Dr. Mousa Khoury, an associate professor in the Department of Arabic Language and Literature at Birzeit University, has recently published a study on the transformations of the representation of mothers in Palestinian novels after the signing of the Oslo Accords. 

The study, entitled “The Representation of the Mother in the Palestinian Novel: From McDonaldization to Minor Literature” and published in the Arab Journal for the Humanities, investigates the effects of the pair of treaties on revolutionary rhetoric by tracing the differences in Palestinian novels pre- and post-Oslo. 

In his paper, Khoury draws on the work of George Ritzer in his 1993 book “The McDonaldization of Society,” in which he argues that society as a whole has moved to a more standardized, quantifiable, predictable, and controlled way of living and thinking. 

Using these concepts, Khoury probed changes to Palestinian novels, particularly the representation of mothers, published before and after the Oslo Accords, and noted that, generally, representations of mothers became more original and creative, breaking free of decades of conventional and formulaic portrayals of the motherly figure. 

The study, Khoury notes, opens pathways to investigating changes in the portrayal of mothers in Palestinian novels in general and provides a preliminary framework for researchers looking to analyze how folkloric representations in Palestine have changed after the Oslo Accords. 

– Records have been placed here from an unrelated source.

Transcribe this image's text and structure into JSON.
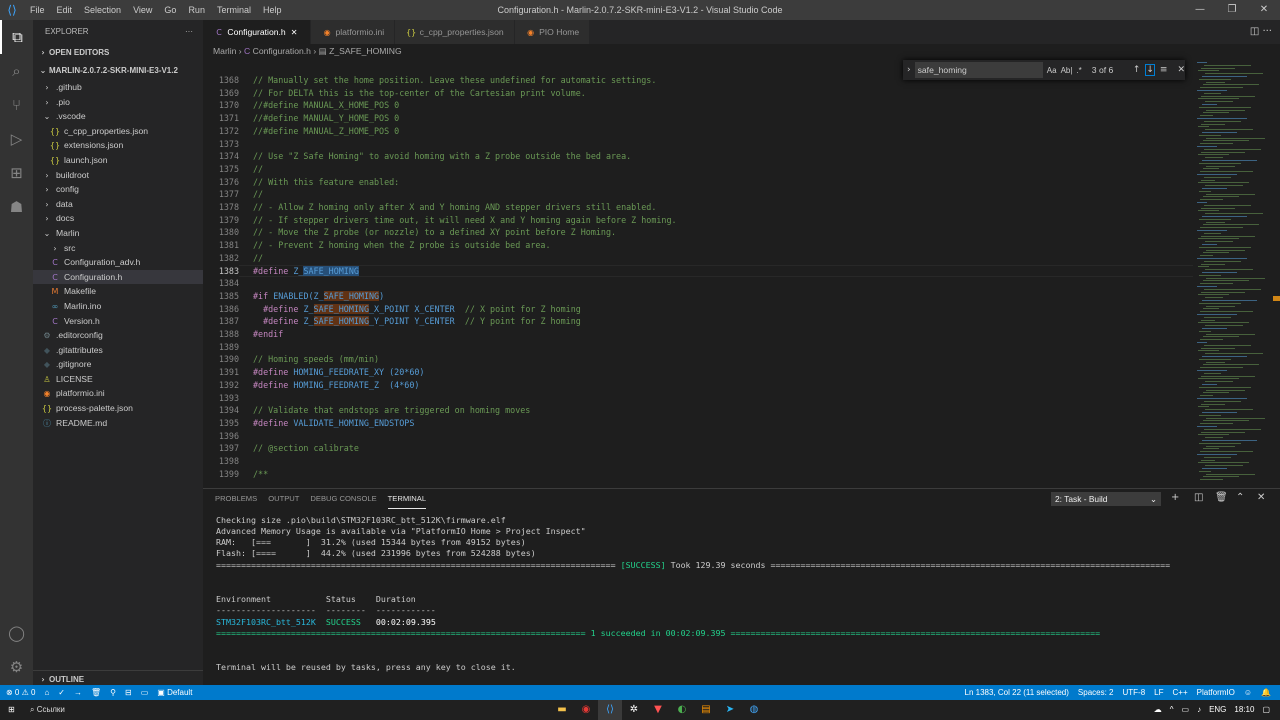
{
  "titlebar": {
    "menu": [
      "File",
      "Edit",
      "Selection",
      "View",
      "Go",
      "Run",
      "Terminal",
      "Help"
    ],
    "title": "Configuration.h - Marlin-2.0.7.2-SKR-mini-E3-V1.2 - Visual Studio Code"
  },
  "sidebar": {
    "header": "EXPLORER",
    "open_editors": "OPEN EDITORS",
    "project": "MARLIN-2.0.7.2-SKR-MINI-E3-V1.2",
    "outline": "OUTLINE",
    "items": [
      {
        "label": ".github",
        "icon": "›"
      },
      {
        "label": ".pio",
        "icon": "›"
      },
      {
        "label": ".vscode",
        "icon": "⌄"
      },
      {
        "label": "c_cpp_properties.json",
        "icon": "{}"
      },
      {
        "label": "extensions.json",
        "icon": "{}"
      },
      {
        "label": "launch.json",
        "icon": "{}"
      },
      {
        "label": "buildroot",
        "icon": "›"
      },
      {
        "label": "config",
        "icon": "›"
      },
      {
        "label": "data",
        "icon": "›"
      },
      {
        "label": "docs",
        "icon": "›"
      },
      {
        "label": "Marlin",
        "icon": "⌄"
      },
      {
        "label": "src",
        "icon": "›"
      },
      {
        "label": "Configuration_adv.h",
        "icon": "C"
      },
      {
        "label": "Configuration.h",
        "icon": "C"
      },
      {
        "label": "Makefile",
        "icon": "M"
      },
      {
        "label": "Marlin.ino",
        "icon": "∞"
      },
      {
        "label": "Version.h",
        "icon": "C"
      },
      {
        "label": ".editorconfig",
        "icon": "⚙"
      },
      {
        "label": ".gitattributes",
        "icon": "◆"
      },
      {
        "label": ".gitignore",
        "icon": "◆"
      },
      {
        "label": "LICENSE",
        "icon": "♙"
      },
      {
        "label": "platformio.ini",
        "icon": "◉"
      },
      {
        "label": "process-palette.json",
        "icon": "{}"
      },
      {
        "label": "README.md",
        "icon": "ⓘ"
      }
    ]
  },
  "tabs": [
    {
      "label": "Configuration.h",
      "icon": "C"
    },
    {
      "label": "platformio.ini",
      "icon": "◉"
    },
    {
      "label": "c_cpp_properties.json",
      "icon": "{}"
    },
    {
      "label": "PIO Home",
      "icon": "◉"
    }
  ],
  "breadcrumb": {
    "a": "Marlin",
    "b": "Configuration.h",
    "c": "Z_SAFE_HOMING"
  },
  "find": {
    "value": "safe_homing",
    "count": "3 of 6",
    "opt1": "Aa",
    "opt2": "Ab|",
    "opt3": ".*"
  },
  "editor": {
    "line_numbers": [
      "1368",
      "1369",
      "1370",
      "1371",
      "1372",
      "1373",
      "1374",
      "1375",
      "1376",
      "1377",
      "1378",
      "1379",
      "1380",
      "1381",
      "1382",
      "1383",
      "1384",
      "1385",
      "1386",
      "1387",
      "1388",
      "1389",
      "1390",
      "1391",
      "1392",
      "1393",
      "1394",
      "1395",
      "1396",
      "1397",
      "1398",
      "1399"
    ],
    "lines": [
      "// Manually set the home position. Leave these undefined for automatic settings.",
      "// For DELTA this is the top-center of the Cartesian print volume.",
      "//#define MANUAL_X_HOME_POS 0",
      "//#define MANUAL_Y_HOME_POS 0",
      "//#define MANUAL_Z_HOME_POS 0",
      "",
      "// Use \"Z Safe Homing\" to avoid homing with a Z probe outside the bed area.",
      "//",
      "// With this feature enabled:",
      "//",
      "// - Allow Z homing only after X and Y homing AND stepper drivers still enabled.",
      "// - If stepper drivers time out, it will need X and Y homing again before Z homing.",
      "// - Move the Z probe (or nozzle) to a defined XY point before Z Homing.",
      "// - Prevent Z homing when the Z probe is outside bed area.",
      "//",
      "#define Z_SAFE_HOMING",
      "",
      "#if ENABLED(Z_SAFE_HOMING)",
      "  #define Z_SAFE_HOMING_X_POINT X_CENTER  // X point for Z homing",
      "  #define Z_SAFE_HOMING_Y_POINT Y_CENTER  // Y point for Z homing",
      "#endif",
      "",
      "// Homing speeds (mm/min)",
      "#define HOMING_FEEDRATE_XY (20*60)",
      "#define HOMING_FEEDRATE_Z  (4*60)",
      "",
      "// Validate that endstops are triggered on homing moves",
      "#define VALIDATE_HOMING_ENDSTOPS",
      "",
      "// @section calibrate",
      "",
      "/**"
    ]
  },
  "panel": {
    "tabs": [
      "PROBLEMS",
      "OUTPUT",
      "DEBUG CONSOLE",
      "TERMINAL"
    ],
    "select": "2: Task - Build",
    "lines": [
      "Checking size .pio\\build\\STM32F103RC_btt_512K\\firmware.elf",
      "Advanced Memory Usage is available via \"PlatformIO Home > Project Inspect\"",
      "RAM:   [===       ]  31.2% (used 15344 bytes from 49152 bytes)",
      "Flash: [====      ]  44.2% (used 231996 bytes from 524288 bytes)"
    ],
    "success_tag": "[SUCCESS]",
    "took": " Took 129.39 seconds ",
    "table_header": "Environment           Status    Duration",
    "table_rule": "--------------------  --------  ------------",
    "env": "STM32F103RC_btt_512K",
    "status": "SUCCESS",
    "duration": "00:02:09.395",
    "summary": " 1 succeeded in 00:02:09.395 ",
    "reuse": "Terminal will be reused by tasks, press any key to close it."
  },
  "statusbar": {
    "errors": "⊗ 0 ⚠ 0",
    "default": "Default",
    "position": "Ln 1383, Col 22 (11 selected)",
    "spaces": "Spaces: 2",
    "encoding": "UTF-8",
    "eol": "LF",
    "lang": "C++",
    "platform": "PlatformIO"
  },
  "taskbar": {
    "search": "Ссылки",
    "lang": "ENG",
    "time": "18:10"
  },
  "colors": {
    "accent": "#007acc",
    "comment": "#6a9955",
    "keyword": "#c586c0",
    "macro": "#569cd6",
    "success": "#23d18b"
  }
}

Khoury's paper constitutes the latest effort by the university's faculty members to highlight, celebrate, and critique Palestinian and Arab literary pieces and achievements. To read more about Birzeit University's research efforts in this area and beyond, follow this link.